the Georgia Defense (37) is on track to establish an all-time FBS mark for performance against the national scoring average. To date, the Bulldogs are allowing 7.6 points per game in a season where the average team is scoring 28.7. That is a differential of 21.1 points.
The current highest spread belongs to 2011 Alabama, which gave up 8.2 points in a season where the national average was 28.3 – a spread of 20.1.
There are more difficult games to come, of course, against better offenses. But the next opponent is FCS Charleston Southern, and it seems highly possible that the Bulldogs’ point average will drop this week before it goes up later. Stay tuned for this stat clock.
COACH WHO WON HIS COMP CAR THIS WEEK
Blake Anderson (38 years old), State of Utah. After his wife passed away from cancer in 2019, Anderson spent that season at Arkansas State and the next before seeking a fresh start at Logan. In their freshman year, the Aggies have quietly put together a great season and could win their first Mountain West Conference championship.
COACH TO TAKE THE BUS TO WORK
Butch Davis (39 years old), Florida International. On his way to unemployment, Davis attacked the administration this week, including a claim that the football program is underfunded. Then sportswriter Alex Kirshner unearthed this helpful information showing FIU had a higher total. soccer operating expenses that no one in the US Conference. in 2019-20. Maybe the lost record is your problem, Butch. It is not their problem.
When you’re hungry and thirsty in Cincinnati, The Dash recommends a pilgrimage to The Holy Grail (40) center. It’s a sports lover’s paradise, with millions of TVs, solid food, and an excellent range of local beers.
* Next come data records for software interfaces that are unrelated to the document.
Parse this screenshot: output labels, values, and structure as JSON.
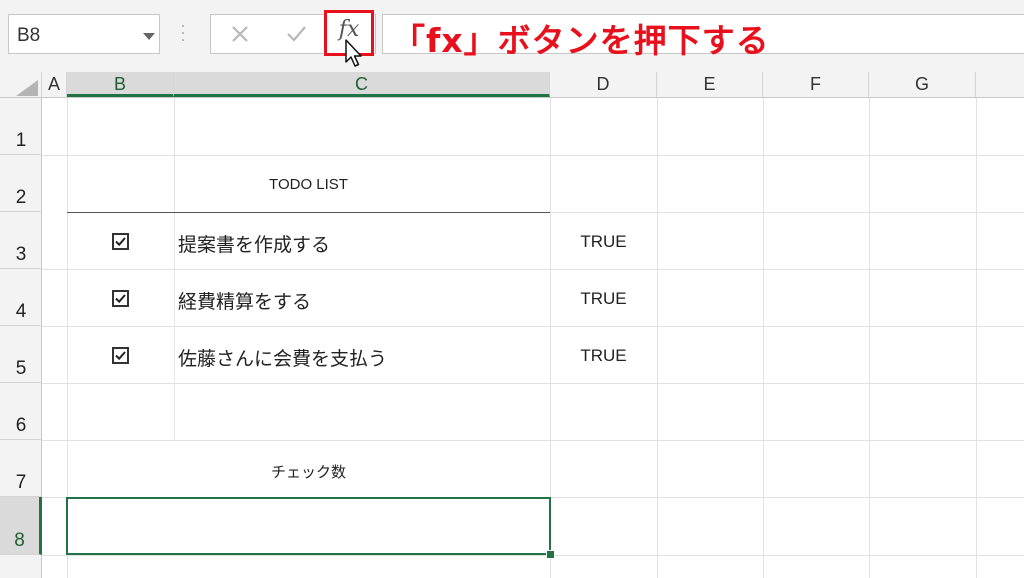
{
  "formula_bar": {
    "name_box_value": "B8",
    "fx_label": "fx",
    "formula_value": ""
  },
  "annotation": {
    "text": "「fx」ボタンを押下する",
    "color": "#e8101c"
  },
  "columns": [
    "A",
    "B",
    "C",
    "D",
    "E",
    "F",
    "G"
  ],
  "rows": [
    "1",
    "2",
    "3",
    "4",
    "5",
    "6",
    "7",
    "8"
  ],
  "sheet": {
    "title": "TODO LIST",
    "tasks": [
      {
        "label": "提案書を作成する",
        "checked": true,
        "value": "TRUE"
      },
      {
        "label": "経費精算をする",
        "checked": true,
        "value": "TRUE"
      },
      {
        "label": "佐藤さんに会費を支払う",
        "checked": true,
        "value": "TRUE"
      }
    ],
    "count_label": "チェック数",
    "count_value": ""
  },
  "colors": {
    "accent_green": "#217346",
    "highlight_red": "#e8101c"
  }
}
Get a pint of what’s available at Taft’s Brewing and thank The Dash later.
MORE DASH: Quick Triggers | 12 great karmas | Status quo disorder
Eddie is an Australian news reporter with over 9 years in the industry and has published on Forbes and tech crunch.